Wait, what am I saying?! This is Oklahoma, where we cherish every drop we can get. Yet this year we have been blessed/cursed with an abundance of the wet stuff. This rainy weather has been going on since October or November without our soil drying out in between. Our trees and shrubs received much needed moisture during the cold weather, insuring a healthier start to Spring than they normally get. But is this a blessing in disguise, or a curse from the garden gnome king?
Mud, muck, and mire. We usually think mulch, manure, and more mulch! Oklahomans are not used to being around this much water except at the lake on Labor Day. In fact, as I type this, we are getting even more rain! We will have to think outside of the box to survive this wet, soggy spring!
We gardeners are highly frustrated about the mud and muck that we normally call our garden. Here’s the good and bad about what we are up against.
Vegetable gardens are getting a much later start this year due to the unusual cool spring, so our crops will be harvested later. Good, because it gives us time for more planning and learning; bad, because our cool crops like cabbage, lettuce, and carrots will likely bolt before they are fully mature. Our tomato plants are drowning as well.
The leaves of our spring flowering bulbs are still green instead of turning yellow. Good, because they are soaking in all the sun they can to be even stronger and more beautiful than this year. Bad, because if it stays too wet they may rot, leaving us to wonder if we plant more this fall, or be patient (HAH!) and see what happens next spring.
Trees and shrubs are pretty much fully leafed out. Good, because they are happily sucking in as much moisture as they can in case we have a hot, dry summer. Bad, because they may put on too much foliage to support and have the more tender leaves scorch and drop off when it finally heats up. Late note, the week of May 13 I noticed some leaf drop when it was in the upper 80’s, and not very windy.)
Perennials may or may not show signs of problems…yet. Good, because they are putting on a fantastic show for us. Bad, because root rot, powdery mildew, and leaf spot diseases may be trying to damage them.
Tips and tricks for this problem? Build a few drainage ditches to prevent owning swampland. Consider building a few raised beds you’ve heard so much about. Take pictures of your garden areas after a heavy rain, and study them for low spots. Seek to fill them this summer or correct the initial problem. (runoff from roof or neighbor’s yard.)

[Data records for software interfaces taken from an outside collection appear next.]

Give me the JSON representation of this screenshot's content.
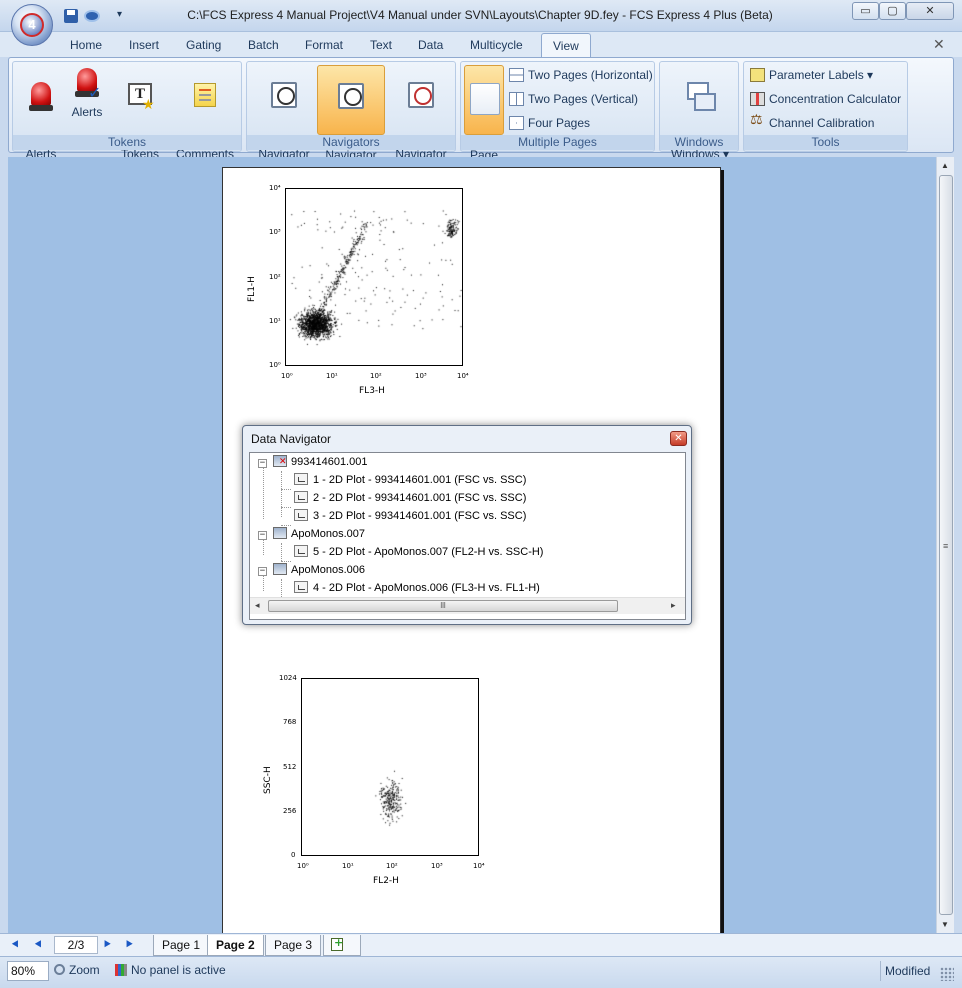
{
  "window": {
    "title": "C:\\FCS Express 4 Manual Project\\V4 Manual under SVN\\Layouts\\Chapter 9D.fey - FCS Express 4 Plus (Beta)",
    "app_badge": "4",
    "qat_more": "▾",
    "min_label": "▭",
    "max_label": "▢",
    "close_label": "✕"
  },
  "tabs": [
    {
      "label": "Home"
    },
    {
      "label": "Insert"
    },
    {
      "label": "Gating"
    },
    {
      "label": "Batch"
    },
    {
      "label": "Format"
    },
    {
      "label": "Text"
    },
    {
      "label": "Data"
    },
    {
      "label": "Multicycle"
    },
    {
      "label": "View"
    }
  ],
  "ribbon_close": "✕",
  "ribbon": {
    "tokens": {
      "label": "Tokens",
      "run_alerts": "Run\nAlerts",
      "alerts": "Alerts",
      "custom_tokens": "Custom\nTokens",
      "canned_comments": "Canned\nComments",
      "token_glyph": "T",
      "star_glyph": "★",
      "check_glyph": "✓"
    },
    "navigators": {
      "label": "Navigators",
      "layout": "Layout\nNavigator",
      "data": "Data\nNavigator",
      "gate": "Gate\nNavigator"
    },
    "multiple_pages": {
      "label": "Multiple Pages",
      "one_page": "One\nPage",
      "two_pages_h": "Two Pages (Horizontal)",
      "two_pages_v": "Two Pages (Vertical)",
      "four_pages": "Four Pages"
    },
    "windows": {
      "label": "Windows",
      "switch_windows": "Switch\nWindows ▾"
    },
    "tools": {
      "label": "Tools",
      "parameter_labels": "Parameter Labels ▾",
      "concentration_calculator": "Concentration Calculator",
      "channel_calibration": "Channel Calibration"
    }
  },
  "plots": {
    "plot1": {
      "y_label": "FL1-H",
      "x_label": "FL3-H",
      "y_ticks": [
        "10⁴",
        "10³",
        "10²",
        "10¹",
        "10⁰"
      ],
      "x_ticks": [
        "10⁰",
        "10¹",
        "10²",
        "10³",
        "10⁴"
      ]
    },
    "plot2": {
      "y_label": "SSC-H",
      "x_label": "FL2-H",
      "y_ticks": [
        "1024",
        "768",
        "512",
        "256",
        "0"
      ],
      "x_ticks": [
        "10⁰",
        "10¹",
        "10²",
        "10³",
        "10⁴"
      ]
    }
  },
  "data_navigator": {
    "title": "Data Navigator",
    "close": "✕",
    "nodes": [
      {
        "label": "993414601.001",
        "expander": "−"
      },
      {
        "label": "1 - 2D Plot - 993414601.001 (FSC vs. SSC)"
      },
      {
        "label": "2 - 2D Plot - 993414601.001 (FSC vs. SSC)"
      },
      {
        "label": "3 - 2D Plot - 993414601.001 (FSC vs. SSC)"
      },
      {
        "label": "ApoMonos.007",
        "expander": "−"
      },
      {
        "label": "5 - 2D Plot - ApoMonos.007 (FL2-H vs. SSC-H)"
      },
      {
        "label": "ApoMonos.006",
        "expander": "−"
      },
      {
        "label": "4 - 2D Plot - ApoMonos.006 (FL3-H vs. FL1-H)"
      }
    ],
    "scroll_grip": "lll",
    "scroll_left": "◂",
    "scroll_right": "▸"
  },
  "vscroll": {
    "up": "▲",
    "down": "▼",
    "grip": "≡"
  },
  "pagebar": {
    "first": "⯇",
    "prev": "⯇",
    "next": "⯈",
    "last": "⯈",
    "counter": "2/3",
    "pages": [
      {
        "label": "Page 1"
      },
      {
        "label": "Page 2"
      },
      {
        "label": "Page 3"
      }
    ]
  },
  "status": {
    "zoom_value": "80%",
    "zoom_label": "Zoom",
    "panel_status": "No panel is active",
    "modified": "Modified"
  }
}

One idea is to invest in rain barrels. They may be expensive, so just get one to start. These wonderful things attach to your downspouts and save valuable moisture for later. Mosquitoes may try to breed in them, but a few goldfish from the pet store will eat all the larvae and also put a small amount of fertilizer in your irrigation water!
Hopefully we will return to our “normal” weather pattern soon, and can go back to good old unpredictable